“They want to dilute the impact of the Una march, the agitation that had followed Rohith Vemula's death and the impact of the Bhim Army but they will not be able to do so. Their attacks on the Dalits have not declined and they have not even spared Rohith Vemula's mother Radhika Vemula. Dalits are in no mood to let them go scot free,” Mevani said.
Dalits, in particular, have been giving the party a severe headache by the way of protests and agitations at regular intervals.
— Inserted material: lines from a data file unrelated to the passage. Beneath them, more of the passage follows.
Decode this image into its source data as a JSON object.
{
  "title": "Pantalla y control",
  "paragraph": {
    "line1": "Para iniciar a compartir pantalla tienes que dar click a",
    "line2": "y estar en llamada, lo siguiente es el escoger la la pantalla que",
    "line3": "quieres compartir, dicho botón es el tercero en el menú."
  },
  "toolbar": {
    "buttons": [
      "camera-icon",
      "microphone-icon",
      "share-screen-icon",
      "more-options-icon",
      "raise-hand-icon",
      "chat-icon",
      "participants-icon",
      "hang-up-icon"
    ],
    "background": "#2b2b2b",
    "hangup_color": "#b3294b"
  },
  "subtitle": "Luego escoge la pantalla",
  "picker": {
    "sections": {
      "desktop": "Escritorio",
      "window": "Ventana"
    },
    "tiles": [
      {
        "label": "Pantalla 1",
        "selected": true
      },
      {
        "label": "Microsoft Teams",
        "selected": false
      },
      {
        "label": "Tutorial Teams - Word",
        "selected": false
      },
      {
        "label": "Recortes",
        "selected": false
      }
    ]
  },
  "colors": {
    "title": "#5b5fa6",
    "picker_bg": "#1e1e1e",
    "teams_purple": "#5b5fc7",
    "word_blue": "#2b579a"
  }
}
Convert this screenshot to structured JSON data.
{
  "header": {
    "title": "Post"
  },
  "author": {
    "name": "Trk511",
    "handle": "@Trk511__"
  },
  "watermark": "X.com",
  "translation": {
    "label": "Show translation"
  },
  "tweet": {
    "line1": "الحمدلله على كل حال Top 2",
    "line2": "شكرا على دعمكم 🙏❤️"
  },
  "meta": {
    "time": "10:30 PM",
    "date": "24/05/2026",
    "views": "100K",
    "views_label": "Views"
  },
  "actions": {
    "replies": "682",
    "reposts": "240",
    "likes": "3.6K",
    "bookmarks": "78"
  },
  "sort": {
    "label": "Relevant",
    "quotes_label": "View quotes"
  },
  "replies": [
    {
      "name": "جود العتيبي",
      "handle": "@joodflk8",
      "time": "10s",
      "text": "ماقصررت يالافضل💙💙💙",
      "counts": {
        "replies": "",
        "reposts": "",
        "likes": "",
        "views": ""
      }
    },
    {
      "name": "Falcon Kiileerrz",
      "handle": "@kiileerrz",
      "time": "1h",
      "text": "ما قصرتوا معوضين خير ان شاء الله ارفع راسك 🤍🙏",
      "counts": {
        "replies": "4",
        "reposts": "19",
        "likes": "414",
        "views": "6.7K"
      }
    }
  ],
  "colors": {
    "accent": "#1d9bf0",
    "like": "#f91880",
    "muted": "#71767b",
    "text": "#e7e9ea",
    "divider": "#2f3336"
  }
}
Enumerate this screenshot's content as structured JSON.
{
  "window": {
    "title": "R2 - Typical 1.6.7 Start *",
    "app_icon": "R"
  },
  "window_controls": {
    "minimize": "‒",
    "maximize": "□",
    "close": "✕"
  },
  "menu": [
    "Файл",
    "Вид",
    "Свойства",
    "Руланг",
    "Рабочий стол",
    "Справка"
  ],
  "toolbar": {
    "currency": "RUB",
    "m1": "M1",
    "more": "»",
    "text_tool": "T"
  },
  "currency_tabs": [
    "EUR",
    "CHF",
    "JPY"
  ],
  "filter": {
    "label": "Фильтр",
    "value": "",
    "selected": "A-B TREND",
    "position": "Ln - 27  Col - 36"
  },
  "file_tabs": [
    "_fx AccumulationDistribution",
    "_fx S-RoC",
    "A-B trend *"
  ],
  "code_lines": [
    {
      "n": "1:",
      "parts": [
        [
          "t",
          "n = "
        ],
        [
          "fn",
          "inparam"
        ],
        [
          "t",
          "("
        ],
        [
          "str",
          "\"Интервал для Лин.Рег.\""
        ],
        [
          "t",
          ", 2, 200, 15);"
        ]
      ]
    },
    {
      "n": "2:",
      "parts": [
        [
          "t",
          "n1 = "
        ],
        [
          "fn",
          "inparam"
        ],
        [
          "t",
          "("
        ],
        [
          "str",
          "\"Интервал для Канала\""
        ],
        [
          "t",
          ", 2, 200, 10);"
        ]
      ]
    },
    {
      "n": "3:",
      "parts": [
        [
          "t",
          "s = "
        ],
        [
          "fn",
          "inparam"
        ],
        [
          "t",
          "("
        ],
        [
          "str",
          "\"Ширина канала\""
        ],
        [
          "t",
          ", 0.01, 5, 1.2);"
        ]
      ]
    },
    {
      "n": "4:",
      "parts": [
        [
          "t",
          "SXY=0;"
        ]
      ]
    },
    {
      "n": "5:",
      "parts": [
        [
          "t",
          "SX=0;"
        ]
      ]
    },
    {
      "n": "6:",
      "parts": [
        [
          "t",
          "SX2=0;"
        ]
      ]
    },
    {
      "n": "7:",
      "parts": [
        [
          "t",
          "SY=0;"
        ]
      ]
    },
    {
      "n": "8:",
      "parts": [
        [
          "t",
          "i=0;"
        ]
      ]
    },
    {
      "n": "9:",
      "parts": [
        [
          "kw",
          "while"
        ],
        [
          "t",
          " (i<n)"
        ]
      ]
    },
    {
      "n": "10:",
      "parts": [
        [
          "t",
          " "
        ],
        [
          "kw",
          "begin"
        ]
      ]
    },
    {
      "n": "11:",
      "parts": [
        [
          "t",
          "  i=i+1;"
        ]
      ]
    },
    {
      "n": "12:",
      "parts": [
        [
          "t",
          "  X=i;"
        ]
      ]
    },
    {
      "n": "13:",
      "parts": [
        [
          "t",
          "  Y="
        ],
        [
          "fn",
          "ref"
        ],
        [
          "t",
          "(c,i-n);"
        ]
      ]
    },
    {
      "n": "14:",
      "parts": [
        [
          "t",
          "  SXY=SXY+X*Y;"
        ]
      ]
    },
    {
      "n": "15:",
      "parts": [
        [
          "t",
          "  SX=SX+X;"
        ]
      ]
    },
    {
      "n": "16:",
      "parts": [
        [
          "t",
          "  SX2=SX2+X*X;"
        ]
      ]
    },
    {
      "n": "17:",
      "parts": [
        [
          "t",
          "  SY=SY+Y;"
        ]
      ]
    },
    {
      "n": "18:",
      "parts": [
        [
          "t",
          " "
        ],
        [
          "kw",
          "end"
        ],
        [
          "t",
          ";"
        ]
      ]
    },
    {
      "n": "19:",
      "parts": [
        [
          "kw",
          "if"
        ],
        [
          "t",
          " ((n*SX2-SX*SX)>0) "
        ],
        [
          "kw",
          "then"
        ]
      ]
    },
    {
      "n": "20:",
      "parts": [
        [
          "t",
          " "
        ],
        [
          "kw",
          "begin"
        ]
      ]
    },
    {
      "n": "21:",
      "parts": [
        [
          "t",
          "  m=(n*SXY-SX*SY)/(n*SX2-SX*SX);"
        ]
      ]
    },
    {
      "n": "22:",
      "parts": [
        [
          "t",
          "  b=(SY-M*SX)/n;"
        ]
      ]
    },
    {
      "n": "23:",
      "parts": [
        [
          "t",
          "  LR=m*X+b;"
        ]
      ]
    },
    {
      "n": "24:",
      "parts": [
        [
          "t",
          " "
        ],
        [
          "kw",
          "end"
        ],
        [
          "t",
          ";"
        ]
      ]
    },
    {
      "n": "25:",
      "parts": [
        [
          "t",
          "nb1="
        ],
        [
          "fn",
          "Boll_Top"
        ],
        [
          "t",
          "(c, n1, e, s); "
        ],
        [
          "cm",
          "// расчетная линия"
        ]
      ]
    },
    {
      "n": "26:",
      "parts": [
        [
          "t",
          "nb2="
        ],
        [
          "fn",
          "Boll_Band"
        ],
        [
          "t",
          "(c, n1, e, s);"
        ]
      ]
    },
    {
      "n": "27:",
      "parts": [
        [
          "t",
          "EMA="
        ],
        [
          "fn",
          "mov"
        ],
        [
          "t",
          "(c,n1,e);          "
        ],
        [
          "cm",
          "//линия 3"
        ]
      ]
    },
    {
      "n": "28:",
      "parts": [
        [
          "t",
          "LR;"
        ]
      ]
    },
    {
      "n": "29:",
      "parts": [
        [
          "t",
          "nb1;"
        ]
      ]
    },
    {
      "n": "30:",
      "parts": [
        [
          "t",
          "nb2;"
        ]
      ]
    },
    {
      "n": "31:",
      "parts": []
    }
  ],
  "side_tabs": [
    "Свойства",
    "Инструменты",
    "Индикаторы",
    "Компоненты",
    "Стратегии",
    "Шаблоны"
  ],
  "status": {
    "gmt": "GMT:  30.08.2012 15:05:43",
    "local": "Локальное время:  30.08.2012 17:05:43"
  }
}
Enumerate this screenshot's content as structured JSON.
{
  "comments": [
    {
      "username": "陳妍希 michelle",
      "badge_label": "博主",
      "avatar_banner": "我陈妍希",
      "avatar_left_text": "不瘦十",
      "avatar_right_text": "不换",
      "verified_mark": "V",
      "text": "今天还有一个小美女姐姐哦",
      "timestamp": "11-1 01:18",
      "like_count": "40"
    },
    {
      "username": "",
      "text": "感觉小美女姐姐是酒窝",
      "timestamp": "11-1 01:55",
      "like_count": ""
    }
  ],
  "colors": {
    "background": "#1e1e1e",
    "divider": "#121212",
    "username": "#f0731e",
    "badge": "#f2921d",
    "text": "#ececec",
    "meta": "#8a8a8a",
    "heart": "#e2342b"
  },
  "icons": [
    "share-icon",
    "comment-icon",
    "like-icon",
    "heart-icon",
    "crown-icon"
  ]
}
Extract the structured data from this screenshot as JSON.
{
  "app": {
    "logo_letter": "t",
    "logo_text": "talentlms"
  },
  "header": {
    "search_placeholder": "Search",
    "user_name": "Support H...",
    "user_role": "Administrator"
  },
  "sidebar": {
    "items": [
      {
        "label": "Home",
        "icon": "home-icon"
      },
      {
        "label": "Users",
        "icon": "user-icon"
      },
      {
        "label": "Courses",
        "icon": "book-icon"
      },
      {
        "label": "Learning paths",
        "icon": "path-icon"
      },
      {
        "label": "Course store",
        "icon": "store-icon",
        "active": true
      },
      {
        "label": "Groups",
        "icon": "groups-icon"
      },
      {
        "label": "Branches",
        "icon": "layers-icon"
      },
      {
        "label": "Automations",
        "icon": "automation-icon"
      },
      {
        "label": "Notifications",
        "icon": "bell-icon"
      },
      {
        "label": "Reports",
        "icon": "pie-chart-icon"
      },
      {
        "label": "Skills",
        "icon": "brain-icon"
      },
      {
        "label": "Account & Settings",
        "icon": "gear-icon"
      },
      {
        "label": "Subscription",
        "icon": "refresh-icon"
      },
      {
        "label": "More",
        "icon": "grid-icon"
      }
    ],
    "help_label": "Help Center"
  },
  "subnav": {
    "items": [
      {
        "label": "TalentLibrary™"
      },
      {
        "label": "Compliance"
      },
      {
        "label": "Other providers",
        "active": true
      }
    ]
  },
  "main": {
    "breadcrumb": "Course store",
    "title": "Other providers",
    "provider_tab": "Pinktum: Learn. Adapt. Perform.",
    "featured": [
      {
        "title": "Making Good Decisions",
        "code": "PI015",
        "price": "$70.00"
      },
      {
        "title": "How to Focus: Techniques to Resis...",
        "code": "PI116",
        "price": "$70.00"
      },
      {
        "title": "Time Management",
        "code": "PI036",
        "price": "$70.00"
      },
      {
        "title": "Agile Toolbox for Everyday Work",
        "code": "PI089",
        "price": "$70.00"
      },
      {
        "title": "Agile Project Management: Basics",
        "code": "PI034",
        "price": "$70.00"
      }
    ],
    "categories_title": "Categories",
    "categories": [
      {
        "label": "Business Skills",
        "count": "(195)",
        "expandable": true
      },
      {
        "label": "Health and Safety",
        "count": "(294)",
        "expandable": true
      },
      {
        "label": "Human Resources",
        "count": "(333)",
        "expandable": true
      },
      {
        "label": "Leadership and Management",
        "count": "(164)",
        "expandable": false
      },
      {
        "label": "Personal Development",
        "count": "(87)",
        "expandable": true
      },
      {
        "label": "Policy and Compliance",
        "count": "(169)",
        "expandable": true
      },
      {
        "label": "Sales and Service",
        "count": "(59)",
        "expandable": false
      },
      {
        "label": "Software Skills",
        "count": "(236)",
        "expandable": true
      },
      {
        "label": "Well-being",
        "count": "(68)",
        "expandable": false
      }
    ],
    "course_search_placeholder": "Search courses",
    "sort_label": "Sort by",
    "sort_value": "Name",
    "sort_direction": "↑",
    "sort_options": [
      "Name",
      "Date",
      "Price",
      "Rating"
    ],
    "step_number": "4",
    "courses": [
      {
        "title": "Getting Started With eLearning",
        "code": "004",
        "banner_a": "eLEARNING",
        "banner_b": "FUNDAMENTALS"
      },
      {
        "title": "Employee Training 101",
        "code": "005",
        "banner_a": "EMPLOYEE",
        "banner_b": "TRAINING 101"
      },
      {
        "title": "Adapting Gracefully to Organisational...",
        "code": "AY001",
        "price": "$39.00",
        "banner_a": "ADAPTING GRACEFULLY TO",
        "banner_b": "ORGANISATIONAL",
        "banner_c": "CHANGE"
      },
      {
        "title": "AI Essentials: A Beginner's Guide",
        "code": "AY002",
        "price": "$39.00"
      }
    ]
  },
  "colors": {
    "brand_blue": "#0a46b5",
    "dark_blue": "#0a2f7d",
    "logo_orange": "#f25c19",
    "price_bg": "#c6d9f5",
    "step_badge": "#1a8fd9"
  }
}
Recently, the community took out an agitation which asked pointed questions to Dalit representatives in Parliament and the state assembly as to what they have been doing in light of growing instances of lynchings, cow vigilantism and Dalit atrocities.
They also carried out a unique protest in Surendranagar in May seeking rations for cows so that the bovines do not have to feed on toxic grass and plastic waste in the state.
Cleansing 'casteist ideologies'
In fact, to cleanse Uttar Pradesh Chief Minister Yogi Adityanath of his 'casteist ideologies', Dalits in Gujarat came up with the idea of sending a 125-kg soap embossed with an image of Gautam Buddha. This was also to mark the 125th birth anniversary of BR Ambedkar who had embraced Buddhism with a view to fight casteism in Indian society.
Dalit rights leader Martin Macwan was quoted as saying, “After attaining enlightenment 2,500 years ago, Buddha had taken Sunit, a scavenger, as his disciple at Kushinagar near Varanasi to protest the prevailing caste system. It is the same place, the Uttar Pradesh chief minister recently chose to distribute soaps and shampoo before visiting the Dalits. It indicates that Yogi, under the influence of Manusmriti, wants to reverse what Buddha has done. We feel that Yogi’s casteist ideologies can be cleaned by Buddha’s message. We can fight the ideologies of saffron groups and Yogi through the ideologies of Buddha.”
The soap was manufactured for Rs 3,200, the money for which was donated by Dalit women and it was displayed on the premises of Centre for Development in Ahmedabad.
Once again, the message coming from the land of Mahatma Gandhi, who was described as a 'chatur baniya' by BJP national president Amit Shah recently, is that the Dalit uprising is in full swing. This time the message will be more shrill, and likely to cause BJP worry because Gujarat - its laboratory of Hindutva – will soon be going to the polls.